How do you pronounce biopic, synod, and Breughel? - and why? Do our cake and archaic sound the same? Where does the stress go in stalagmite? What's odd about the word epergne? As a finale, the author writes a letter to his 16-year-old self.
"The Early English Impersonal Construction" aims to demonstrate that an understanding of the functional and semantic aspects of impersonal verbs in Old and Middle English can shed light on questions that remain about these verbs today. The impersonal construction has been a topic of extensive research for over a hundred years. But three quandaries-their seemingly unsystematic development, the gradual loss of impersonal uses, and the difficulty of aligning this with structural changes in early English-have made explanations for their development unsatisfactory.
Möhlig-Falke offers a detailed analysis of impersonal verbs within the framework of cognitive and constructional grammar. She focuses on the loss of the impersonal construction as a consequence of a redefinition of the grammatical categories of subject and object, and describes the diachronic development of impersonal verbs as a result of the complex interaction of verbal and constructional meaning. Her research comprises all verbs which are recorded in impersonal use in Old and Middle English, and takes account of their full range of syntactic uses.
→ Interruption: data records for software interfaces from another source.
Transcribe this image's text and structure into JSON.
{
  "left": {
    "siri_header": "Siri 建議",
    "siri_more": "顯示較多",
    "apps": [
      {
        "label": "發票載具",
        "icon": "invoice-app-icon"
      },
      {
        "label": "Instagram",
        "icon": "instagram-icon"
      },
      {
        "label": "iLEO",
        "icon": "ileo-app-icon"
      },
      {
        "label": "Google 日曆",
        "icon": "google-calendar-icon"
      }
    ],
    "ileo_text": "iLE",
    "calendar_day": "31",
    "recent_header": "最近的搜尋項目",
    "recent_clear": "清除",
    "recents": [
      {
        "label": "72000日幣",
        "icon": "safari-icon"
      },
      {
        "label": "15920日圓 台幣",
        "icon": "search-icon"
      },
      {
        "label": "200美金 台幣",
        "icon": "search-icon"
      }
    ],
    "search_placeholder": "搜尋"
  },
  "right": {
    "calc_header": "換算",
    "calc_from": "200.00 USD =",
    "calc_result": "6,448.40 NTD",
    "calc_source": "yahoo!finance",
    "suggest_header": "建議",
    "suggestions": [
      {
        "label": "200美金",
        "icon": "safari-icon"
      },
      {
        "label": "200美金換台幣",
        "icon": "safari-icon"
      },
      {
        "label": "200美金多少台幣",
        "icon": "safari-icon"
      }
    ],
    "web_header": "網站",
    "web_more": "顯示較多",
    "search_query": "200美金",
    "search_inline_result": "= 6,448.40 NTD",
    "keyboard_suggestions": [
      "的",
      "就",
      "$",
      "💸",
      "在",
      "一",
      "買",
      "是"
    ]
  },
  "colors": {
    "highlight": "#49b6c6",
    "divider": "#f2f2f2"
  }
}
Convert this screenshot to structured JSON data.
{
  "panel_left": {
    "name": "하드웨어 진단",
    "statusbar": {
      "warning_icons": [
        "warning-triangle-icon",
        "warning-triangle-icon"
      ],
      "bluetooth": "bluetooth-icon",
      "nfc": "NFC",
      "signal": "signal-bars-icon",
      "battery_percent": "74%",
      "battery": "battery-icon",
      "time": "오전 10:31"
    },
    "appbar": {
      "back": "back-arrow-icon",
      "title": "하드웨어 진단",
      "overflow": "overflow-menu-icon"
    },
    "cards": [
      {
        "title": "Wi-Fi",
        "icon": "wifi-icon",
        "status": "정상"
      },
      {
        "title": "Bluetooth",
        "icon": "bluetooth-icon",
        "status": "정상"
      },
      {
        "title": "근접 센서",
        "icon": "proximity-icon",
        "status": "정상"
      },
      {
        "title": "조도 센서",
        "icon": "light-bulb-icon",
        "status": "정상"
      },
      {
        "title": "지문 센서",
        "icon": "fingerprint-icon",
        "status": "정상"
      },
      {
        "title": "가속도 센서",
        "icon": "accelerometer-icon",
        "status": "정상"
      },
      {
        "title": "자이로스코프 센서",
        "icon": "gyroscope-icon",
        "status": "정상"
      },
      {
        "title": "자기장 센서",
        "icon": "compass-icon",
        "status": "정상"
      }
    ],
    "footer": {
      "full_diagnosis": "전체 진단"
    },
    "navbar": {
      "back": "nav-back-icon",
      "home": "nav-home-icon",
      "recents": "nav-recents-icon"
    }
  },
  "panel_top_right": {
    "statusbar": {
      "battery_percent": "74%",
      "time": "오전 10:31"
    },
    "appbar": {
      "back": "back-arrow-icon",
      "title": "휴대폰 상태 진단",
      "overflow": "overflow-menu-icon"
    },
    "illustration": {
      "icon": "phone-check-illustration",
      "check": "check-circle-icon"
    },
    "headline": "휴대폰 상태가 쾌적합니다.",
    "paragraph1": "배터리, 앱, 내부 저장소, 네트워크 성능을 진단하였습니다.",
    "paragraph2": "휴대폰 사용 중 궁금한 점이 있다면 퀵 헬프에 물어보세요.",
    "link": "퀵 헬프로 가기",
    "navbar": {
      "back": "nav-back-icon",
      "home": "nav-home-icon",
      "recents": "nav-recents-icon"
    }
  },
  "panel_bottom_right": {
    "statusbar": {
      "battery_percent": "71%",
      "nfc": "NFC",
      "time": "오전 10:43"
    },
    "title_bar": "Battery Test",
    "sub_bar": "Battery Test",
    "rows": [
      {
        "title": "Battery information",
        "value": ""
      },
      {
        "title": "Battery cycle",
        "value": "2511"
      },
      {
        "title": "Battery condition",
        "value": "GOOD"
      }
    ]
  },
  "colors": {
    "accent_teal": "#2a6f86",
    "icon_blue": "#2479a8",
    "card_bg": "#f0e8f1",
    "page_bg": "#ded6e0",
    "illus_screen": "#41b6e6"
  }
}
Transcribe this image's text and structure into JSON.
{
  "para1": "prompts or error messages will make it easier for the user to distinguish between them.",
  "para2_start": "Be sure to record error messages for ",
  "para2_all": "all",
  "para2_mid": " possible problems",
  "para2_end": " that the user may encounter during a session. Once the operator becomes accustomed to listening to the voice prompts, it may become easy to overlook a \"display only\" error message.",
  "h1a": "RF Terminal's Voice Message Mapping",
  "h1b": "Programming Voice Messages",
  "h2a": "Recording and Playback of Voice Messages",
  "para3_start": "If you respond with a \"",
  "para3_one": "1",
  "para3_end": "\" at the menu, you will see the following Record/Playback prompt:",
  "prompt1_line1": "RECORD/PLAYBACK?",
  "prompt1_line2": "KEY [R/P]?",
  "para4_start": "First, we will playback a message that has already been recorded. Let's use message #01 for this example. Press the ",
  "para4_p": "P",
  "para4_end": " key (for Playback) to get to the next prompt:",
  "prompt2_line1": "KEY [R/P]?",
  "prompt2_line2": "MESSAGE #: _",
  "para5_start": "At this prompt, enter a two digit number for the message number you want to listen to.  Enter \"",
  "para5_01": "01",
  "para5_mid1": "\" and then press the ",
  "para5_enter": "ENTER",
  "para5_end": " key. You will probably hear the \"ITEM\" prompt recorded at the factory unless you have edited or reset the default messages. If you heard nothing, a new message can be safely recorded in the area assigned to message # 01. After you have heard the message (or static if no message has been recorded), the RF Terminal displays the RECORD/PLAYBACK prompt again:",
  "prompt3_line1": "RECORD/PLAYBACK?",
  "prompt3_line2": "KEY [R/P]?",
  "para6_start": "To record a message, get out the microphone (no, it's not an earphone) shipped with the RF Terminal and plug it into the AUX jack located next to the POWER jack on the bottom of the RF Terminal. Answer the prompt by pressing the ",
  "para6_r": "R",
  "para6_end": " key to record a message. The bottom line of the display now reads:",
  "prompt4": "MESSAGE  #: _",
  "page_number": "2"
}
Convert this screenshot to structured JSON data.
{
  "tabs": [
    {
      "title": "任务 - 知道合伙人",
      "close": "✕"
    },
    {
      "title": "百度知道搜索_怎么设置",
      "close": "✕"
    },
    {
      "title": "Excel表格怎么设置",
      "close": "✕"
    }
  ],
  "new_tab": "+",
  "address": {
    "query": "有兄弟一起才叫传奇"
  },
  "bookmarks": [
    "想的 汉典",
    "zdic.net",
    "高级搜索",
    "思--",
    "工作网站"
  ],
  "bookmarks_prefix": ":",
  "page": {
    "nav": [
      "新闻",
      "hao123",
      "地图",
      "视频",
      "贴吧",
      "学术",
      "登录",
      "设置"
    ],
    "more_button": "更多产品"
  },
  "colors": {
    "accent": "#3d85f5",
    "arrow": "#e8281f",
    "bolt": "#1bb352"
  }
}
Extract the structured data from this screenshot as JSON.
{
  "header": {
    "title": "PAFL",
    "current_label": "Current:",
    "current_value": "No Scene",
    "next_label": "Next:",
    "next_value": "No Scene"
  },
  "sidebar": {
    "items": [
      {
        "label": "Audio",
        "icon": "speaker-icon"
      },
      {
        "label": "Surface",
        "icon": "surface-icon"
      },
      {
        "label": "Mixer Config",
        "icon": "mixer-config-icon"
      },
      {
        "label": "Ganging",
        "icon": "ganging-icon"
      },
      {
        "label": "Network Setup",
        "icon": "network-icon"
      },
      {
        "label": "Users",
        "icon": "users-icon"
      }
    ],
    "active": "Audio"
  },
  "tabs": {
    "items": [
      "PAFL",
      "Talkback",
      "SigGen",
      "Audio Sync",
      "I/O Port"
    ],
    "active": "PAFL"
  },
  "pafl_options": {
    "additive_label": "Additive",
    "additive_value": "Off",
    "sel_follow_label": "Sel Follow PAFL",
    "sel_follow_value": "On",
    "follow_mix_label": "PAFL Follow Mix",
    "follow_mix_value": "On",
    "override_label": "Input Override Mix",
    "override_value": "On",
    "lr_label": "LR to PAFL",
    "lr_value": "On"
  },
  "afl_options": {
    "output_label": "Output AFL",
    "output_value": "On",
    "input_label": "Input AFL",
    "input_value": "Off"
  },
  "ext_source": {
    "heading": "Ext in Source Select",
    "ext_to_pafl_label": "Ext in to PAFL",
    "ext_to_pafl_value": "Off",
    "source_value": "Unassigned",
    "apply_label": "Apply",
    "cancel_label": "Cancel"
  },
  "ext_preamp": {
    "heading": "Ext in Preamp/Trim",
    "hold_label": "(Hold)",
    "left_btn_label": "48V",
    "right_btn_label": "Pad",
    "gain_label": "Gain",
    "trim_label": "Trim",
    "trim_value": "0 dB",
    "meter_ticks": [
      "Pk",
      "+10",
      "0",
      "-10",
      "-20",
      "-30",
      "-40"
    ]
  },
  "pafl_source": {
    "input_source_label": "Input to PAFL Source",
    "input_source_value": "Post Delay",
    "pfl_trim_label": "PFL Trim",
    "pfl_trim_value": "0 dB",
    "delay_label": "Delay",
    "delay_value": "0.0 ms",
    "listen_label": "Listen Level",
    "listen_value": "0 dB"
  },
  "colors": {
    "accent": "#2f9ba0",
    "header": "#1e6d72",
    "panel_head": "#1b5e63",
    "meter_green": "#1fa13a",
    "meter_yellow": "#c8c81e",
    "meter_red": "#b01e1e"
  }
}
It is thus the most comprehensive investigation of the impersonal construction in early English available to date.